Task details
Nothing may be changed. Give the entries below again exactly.
-.-.-
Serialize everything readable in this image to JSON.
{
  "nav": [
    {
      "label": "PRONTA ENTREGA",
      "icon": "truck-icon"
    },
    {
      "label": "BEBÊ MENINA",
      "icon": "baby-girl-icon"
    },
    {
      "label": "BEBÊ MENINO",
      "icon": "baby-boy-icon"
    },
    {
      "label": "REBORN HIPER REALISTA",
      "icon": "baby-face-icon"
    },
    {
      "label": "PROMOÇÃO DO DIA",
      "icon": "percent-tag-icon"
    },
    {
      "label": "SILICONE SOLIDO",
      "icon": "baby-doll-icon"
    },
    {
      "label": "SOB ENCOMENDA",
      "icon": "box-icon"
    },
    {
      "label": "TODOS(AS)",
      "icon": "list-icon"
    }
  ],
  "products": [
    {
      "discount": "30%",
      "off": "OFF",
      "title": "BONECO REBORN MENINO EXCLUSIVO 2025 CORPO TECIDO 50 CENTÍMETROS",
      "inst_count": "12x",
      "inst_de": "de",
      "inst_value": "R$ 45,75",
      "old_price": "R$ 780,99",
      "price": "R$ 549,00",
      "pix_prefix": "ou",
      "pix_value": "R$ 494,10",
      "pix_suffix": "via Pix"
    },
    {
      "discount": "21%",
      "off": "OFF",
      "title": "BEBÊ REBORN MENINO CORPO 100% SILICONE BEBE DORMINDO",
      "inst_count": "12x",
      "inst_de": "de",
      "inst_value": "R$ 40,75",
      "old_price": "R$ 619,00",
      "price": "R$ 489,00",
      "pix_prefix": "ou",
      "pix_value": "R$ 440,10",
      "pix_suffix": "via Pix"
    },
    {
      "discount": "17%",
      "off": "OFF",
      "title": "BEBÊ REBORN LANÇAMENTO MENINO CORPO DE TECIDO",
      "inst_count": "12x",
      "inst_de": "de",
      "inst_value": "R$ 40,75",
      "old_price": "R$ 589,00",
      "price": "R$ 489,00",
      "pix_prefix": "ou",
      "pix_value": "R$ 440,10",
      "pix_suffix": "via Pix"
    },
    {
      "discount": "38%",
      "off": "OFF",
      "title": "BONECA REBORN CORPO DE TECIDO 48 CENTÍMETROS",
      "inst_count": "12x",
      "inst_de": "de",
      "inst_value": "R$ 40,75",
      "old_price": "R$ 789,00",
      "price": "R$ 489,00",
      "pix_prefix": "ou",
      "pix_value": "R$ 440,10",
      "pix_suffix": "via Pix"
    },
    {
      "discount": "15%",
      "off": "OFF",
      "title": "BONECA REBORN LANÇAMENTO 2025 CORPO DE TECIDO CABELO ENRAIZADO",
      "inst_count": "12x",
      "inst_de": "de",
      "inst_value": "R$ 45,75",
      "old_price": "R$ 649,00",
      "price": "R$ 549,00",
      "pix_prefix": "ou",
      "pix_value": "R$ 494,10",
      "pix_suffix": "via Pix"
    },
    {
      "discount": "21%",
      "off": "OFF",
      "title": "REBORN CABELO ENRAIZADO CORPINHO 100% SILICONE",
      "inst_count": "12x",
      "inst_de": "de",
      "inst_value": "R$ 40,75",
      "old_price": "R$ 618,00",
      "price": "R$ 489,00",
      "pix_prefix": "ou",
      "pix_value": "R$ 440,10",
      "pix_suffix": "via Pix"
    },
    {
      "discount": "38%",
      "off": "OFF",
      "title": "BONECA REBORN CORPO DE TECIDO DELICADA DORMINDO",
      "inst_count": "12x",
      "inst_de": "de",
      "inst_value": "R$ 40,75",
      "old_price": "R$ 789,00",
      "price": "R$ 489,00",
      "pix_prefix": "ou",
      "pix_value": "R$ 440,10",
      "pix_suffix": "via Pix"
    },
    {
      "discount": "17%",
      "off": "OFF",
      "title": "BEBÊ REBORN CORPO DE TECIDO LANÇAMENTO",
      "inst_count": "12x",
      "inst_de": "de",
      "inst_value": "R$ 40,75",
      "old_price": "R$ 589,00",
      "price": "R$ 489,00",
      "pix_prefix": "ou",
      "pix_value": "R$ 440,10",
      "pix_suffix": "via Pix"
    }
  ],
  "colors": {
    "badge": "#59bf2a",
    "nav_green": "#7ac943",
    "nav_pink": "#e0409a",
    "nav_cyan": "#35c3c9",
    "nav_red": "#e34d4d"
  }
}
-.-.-
Written response
Serialize everything readable in this image to JSON.
{
  "nav": [
    {
      "label": "PRONTA ENTREGA",
      "icon": "truck-icon"
    },
    {
      "label": "BEBÊ MENINA",
      "icon": "baby-girl-icon"
    },
    {
      "label": "BEBÊ MENINO",
      "icon": "baby-boy-icon"
    },
    {
      "label": "REBORN HIPER REALISTA",
      "icon": "baby-face-icon"
    },
    {
      "label": "PROMOÇÃO DO DIA",
      "icon": "percent-tag-icon"
    },
    {
      "label": "SILICONE SOLIDO",
      "icon": "baby-doll-icon"
    },
    {
      "label": "SOB ENCOMENDA",
      "icon": "box-icon"
    },
    {
      "label": "TODOS(AS)",
      "icon": "list-icon"
    }
  ],
  "products": [
    {
      "discount": "30%",
      "off": "OFF",
      "title": "BONECO REBORN MENINO EXCLUSIVO 2025 CORPO TECIDO 50 CENTÍMETROS",
      "inst_count": "12x",
      "inst_de": "de",
      "inst_value": "R$ 45,75",
      "old_price": "R$ 780,99",
      "price": "R$ 549,00",
      "pix_prefix": "ou",
      "pix_value": "R$ 494,10",
      "pix_suffix": "via Pix"
    },
    {
      "discount": "21%",
      "off": "OFF",
      "title": "BEBÊ REBORN MENINO CORPO 100% SILICONE BEBE DORMINDO",
      "inst_count": "12x",
      "inst_de": "de",
      "inst_value": "R$ 40,75",
      "old_price": "R$ 619,00",
      "price": "R$ 489,00",
      "pix_prefix": "ou",
      "pix_value": "R$ 440,10",
      "pix_suffix": "via Pix"
    },
    {
      "discount": "17%",
      "off": "OFF",
      "title": "BEBÊ REBORN LANÇAMENTO MENINO CORPO DE TECIDO",
      "inst_count": "12x",
      "inst_de": "de",
      "inst_value": "R$ 40,75",
      "old_price": "R$ 589,00",
      "price": "R$ 489,00",
      "pix_prefix": "ou",
      "pix_value": "R$ 440,10",
      "pix_suffix": "via Pix"
    },
    {
      "discount": "38%",
      "off": "OFF",
      "title": "BONECA REBORN CORPO DE TECIDO 48 CENTÍMETROS",
      "inst_count": "12x",
      "inst_de": "de",
      "inst_value": "R$ 40,75",
      "old_price": "R$ 789,00",
      "price": "R$ 489,00",
      "pix_prefix": "ou",
      "pix_value": "R$ 440,10",
      "pix_suffix": "via Pix"
    },
    {
      "discount": "15%",
      "off": "OFF",
      "title": "BONECA REBORN LANÇAMENTO 2025 CORPO DE TECIDO CABELO ENRAIZADO",
      "inst_count": "12x",
      "inst_de": "de",
      "inst_value": "R$ 45,75",
      "old_price": "R$ 649,00",
      "price": "R$ 549,00",
      "pix_prefix": "ou",
      "pix_value": "R$ 494,10",
      "pix_suffix": "via Pix"
    },
    {
      "discount": "21%",
      "off": "OFF",
      "title": "REBORN CABELO ENRAIZADO CORPINHO 100% SILICONE",
      "inst_count": "12x",
      "inst_de": "de",
      "inst_value": "R$ 40,75",
      "old_price": "R$ 618,00",
      "price": "R$ 489,00",
      "pix_prefix": "ou",
      "pix_value": "R$ 440,10",
      "pix_suffix": "via Pix"
    },
    {
      "discount": "38%",
      "off": "OFF",
      "title": "BONECA REBORN CORPO DE TECIDO DELICADA DORMINDO",
      "inst_count": "12x",
      "inst_de": "de",
      "inst_value": "R$ 40,75",
      "old_price": "R$ 789,00",
      "price": "R$ 489,00",
      "pix_prefix": "ou",
      "pix_value": "R$ 440,10",
      "pix_suffix": "via Pix"
    },
    {
      "discount": "17%",
      "off": "OFF",
      "title": "BEBÊ REBORN CORPO DE TECIDO LANÇAMENTO",
      "inst_count": "12x",
      "inst_de": "de",
      "inst_value": "R$ 40,75",
      "old_price": "R$ 589,00",
      "price": "R$ 489,00",
      "pix_prefix": "ou",
      "pix_value": "R$ 440,10",
      "pix_suffix": "via Pix"
    }
  ],
  "colors": {
    "badge": "#59bf2a",
    "nav_green": "#7ac943",
    "nav_pink": "#e0409a",
    "nav_cyan": "#35c3c9",
    "nav_red": "#e34d4d"
  }
}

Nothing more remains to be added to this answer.